**DATA FOR THE TASK**
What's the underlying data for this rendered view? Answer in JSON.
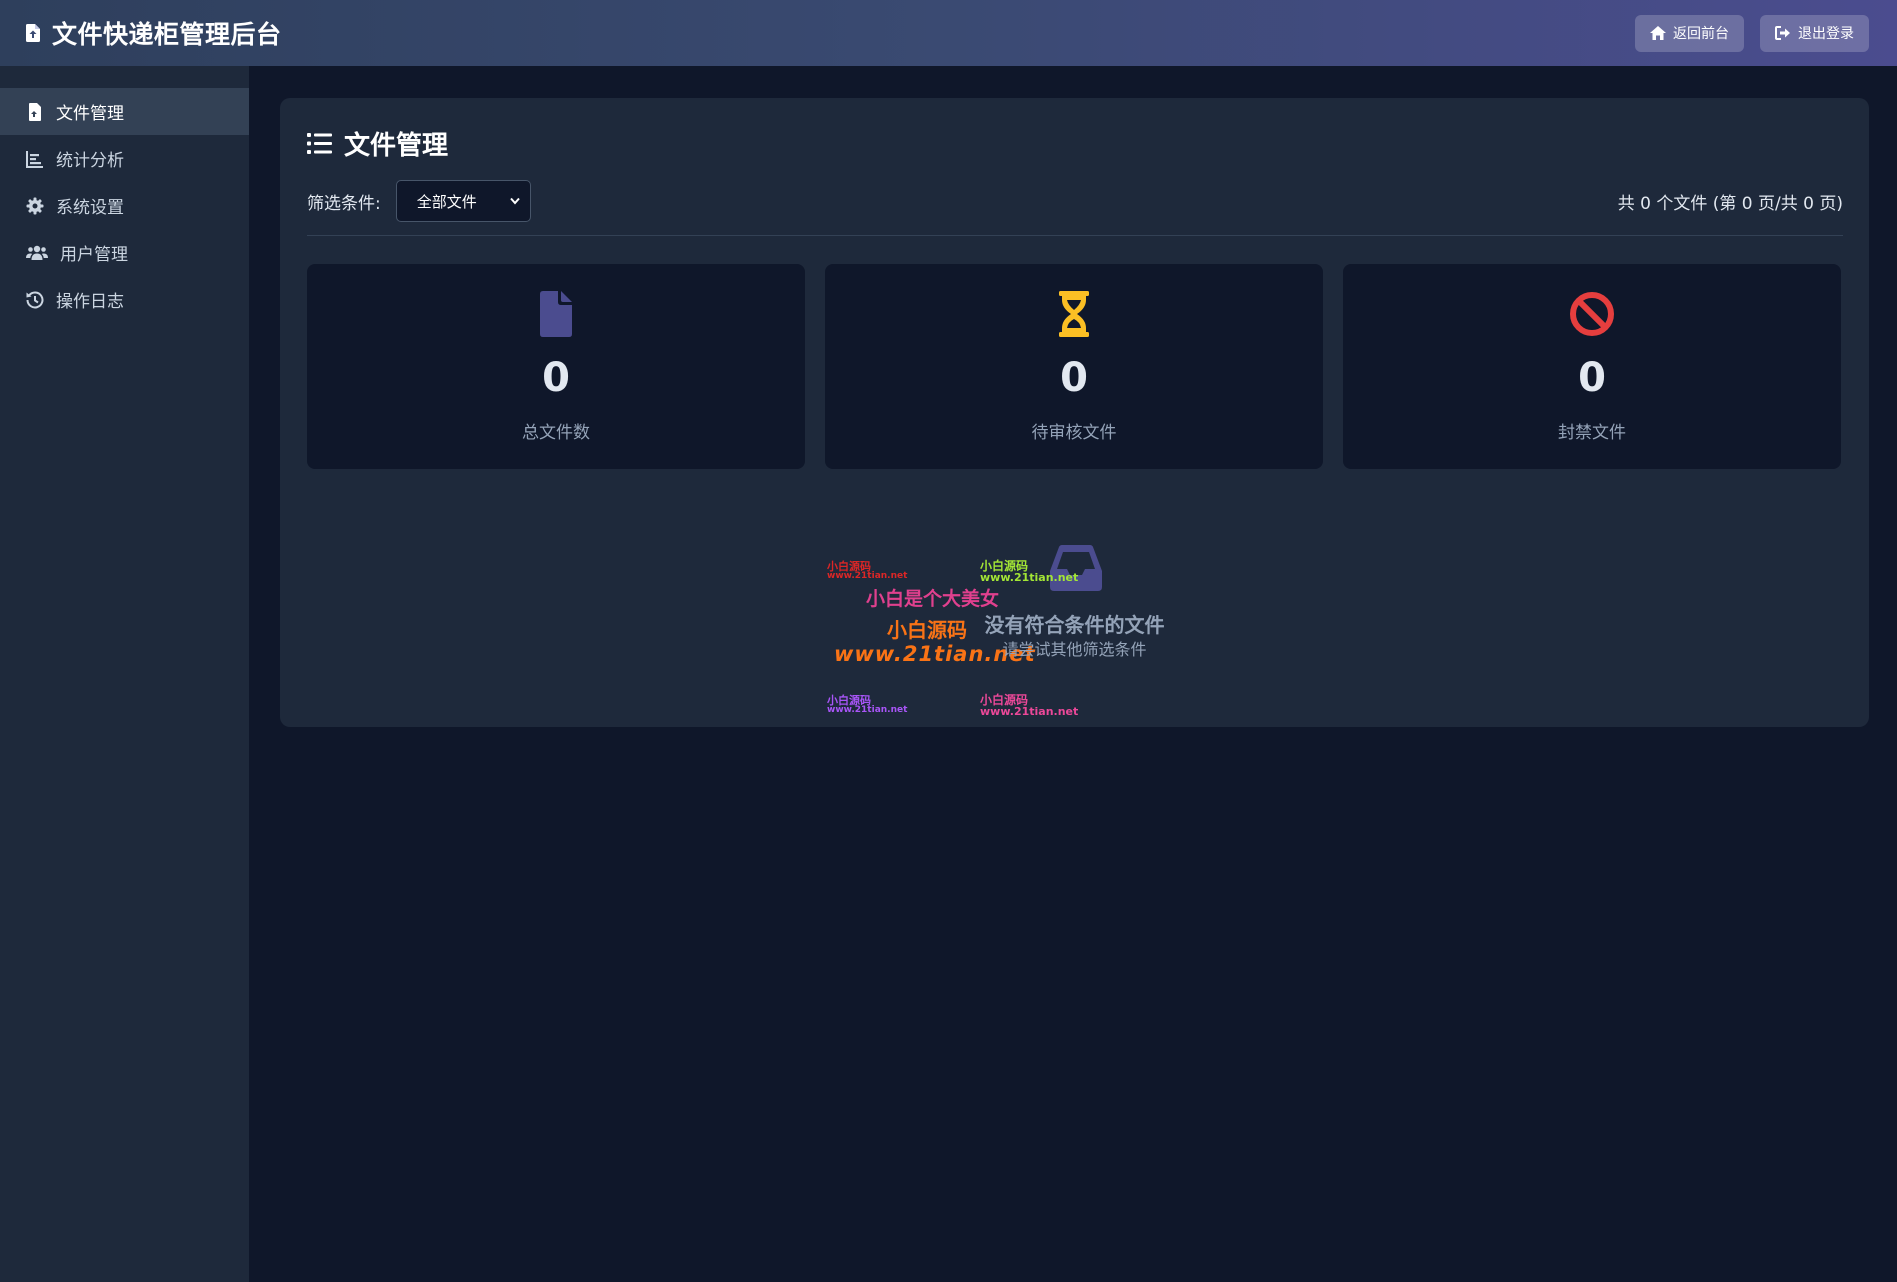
{
  "header": {
    "title": "文件快递柜管理后台",
    "back_button": "返回前台",
    "logout_button": "退出登录"
  },
  "sidebar": {
    "items": [
      {
        "label": "文件管理",
        "icon": "file-icon",
        "active": true
      },
      {
        "label": "统计分析",
        "icon": "chart-icon",
        "active": false
      },
      {
        "label": "系统设置",
        "icon": "gear-icon",
        "active": false
      },
      {
        "label": "用户管理",
        "icon": "users-icon",
        "active": false
      },
      {
        "label": "操作日志",
        "icon": "history-icon",
        "active": false
      }
    ]
  },
  "main": {
    "title": "文件管理",
    "filter_label": "筛选条件:",
    "filter_selected": "全部文件",
    "count_text": "共 0 个文件 (第 0 页/共 0 页)",
    "stats": [
      {
        "value": "0",
        "label": "总文件数",
        "icon": "file-icon",
        "color": "#4b4c8f"
      },
      {
        "value": "0",
        "label": "待审核文件",
        "icon": "hourglass-icon",
        "color": "#fbbf24"
      },
      {
        "value": "0",
        "label": "封禁文件",
        "icon": "ban-icon",
        "color": "#e53e3e"
      }
    ],
    "empty": {
      "title": "没有符合条件的文件",
      "subtitle": "请尝试其他筛选条件"
    }
  },
  "watermarks": [
    {
      "line1": "小白源码",
      "line2": "www.21tian.net",
      "color": "#dc2626"
    },
    {
      "line1": "小白源码",
      "line2": "www.21tian.net",
      "color": "#a3e635"
    },
    {
      "line1": "小白是个大美女",
      "color": "#e0408e"
    },
    {
      "line1": "小白源码",
      "color": "#f97316"
    },
    {
      "line1": "www.21tian.net",
      "color": "#f97316"
    },
    {
      "line1": "小白源码",
      "line2": "www.21tian.net",
      "color": "#a855f7"
    },
    {
      "line1": "小白源码",
      "line2": "www.21tian.net",
      "color": "#ec4899"
    }
  ],
  "colors": {
    "accent": "#4b4c8f",
    "background": "#0f172a",
    "panel": "#1e293b"
  }
}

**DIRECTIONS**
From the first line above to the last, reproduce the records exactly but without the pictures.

**ANSWER FOR THE TASK**
What's the underlying data for this rendered view? Answer in JSON.
{
  "header": {
    "title": "文件快递柜管理后台",
    "back_button": "返回前台",
    "logout_button": "退出登录"
  },
  "sidebar": {
    "items": [
      {
        "label": "文件管理",
        "icon": "file-icon",
        "active": true
      },
      {
        "label": "统计分析",
        "icon": "chart-icon",
        "active": false
      },
      {
        "label": "系统设置",
        "icon": "gear-icon",
        "active": false
      },
      {
        "label": "用户管理",
        "icon": "users-icon",
        "active": false
      },
      {
        "label": "操作日志",
        "icon": "history-icon",
        "active": false
      }
    ]
  },
  "main": {
    "title": "文件管理",
    "filter_label": "筛选条件:",
    "filter_selected": "全部文件",
    "count_text": "共 0 个文件 (第 0 页/共 0 页)",
    "stats": [
      {
        "value": "0",
        "label": "总文件数",
        "icon": "file-icon",
        "color": "#4b4c8f"
      },
      {
        "value": "0",
        "label": "待审核文件",
        "icon": "hourglass-icon",
        "color": "#fbbf24"
      },
      {
        "value": "0",
        "label": "封禁文件",
        "icon": "ban-icon",
        "color": "#e53e3e"
      }
    ],
    "empty": {
      "title": "没有符合条件的文件",
      "subtitle": "请尝试其他筛选条件"
    }
  },
  "watermarks": [
    {
      "line1": "小白源码",
      "line2": "www.21tian.net",
      "color": "#dc2626"
    },
    {
      "line1": "小白源码",
      "line2": "www.21tian.net",
      "color": "#a3e635"
    },
    {
      "line1": "小白是个大美女",
      "color": "#e0408e"
    },
    {
      "line1": "小白源码",
      "color": "#f97316"
    },
    {
      "line1": "www.21tian.net",
      "color": "#f97316"
    },
    {
      "line1": "小白源码",
      "line2": "www.21tian.net",
      "color": "#a855f7"
    },
    {
      "line1": "小白源码",
      "line2": "www.21tian.net",
      "color": "#ec4899"
    }
  ],
  "colors": {
    "accent": "#4b4c8f",
    "background": "#0f172a",
    "panel": "#1e293b"
  }
}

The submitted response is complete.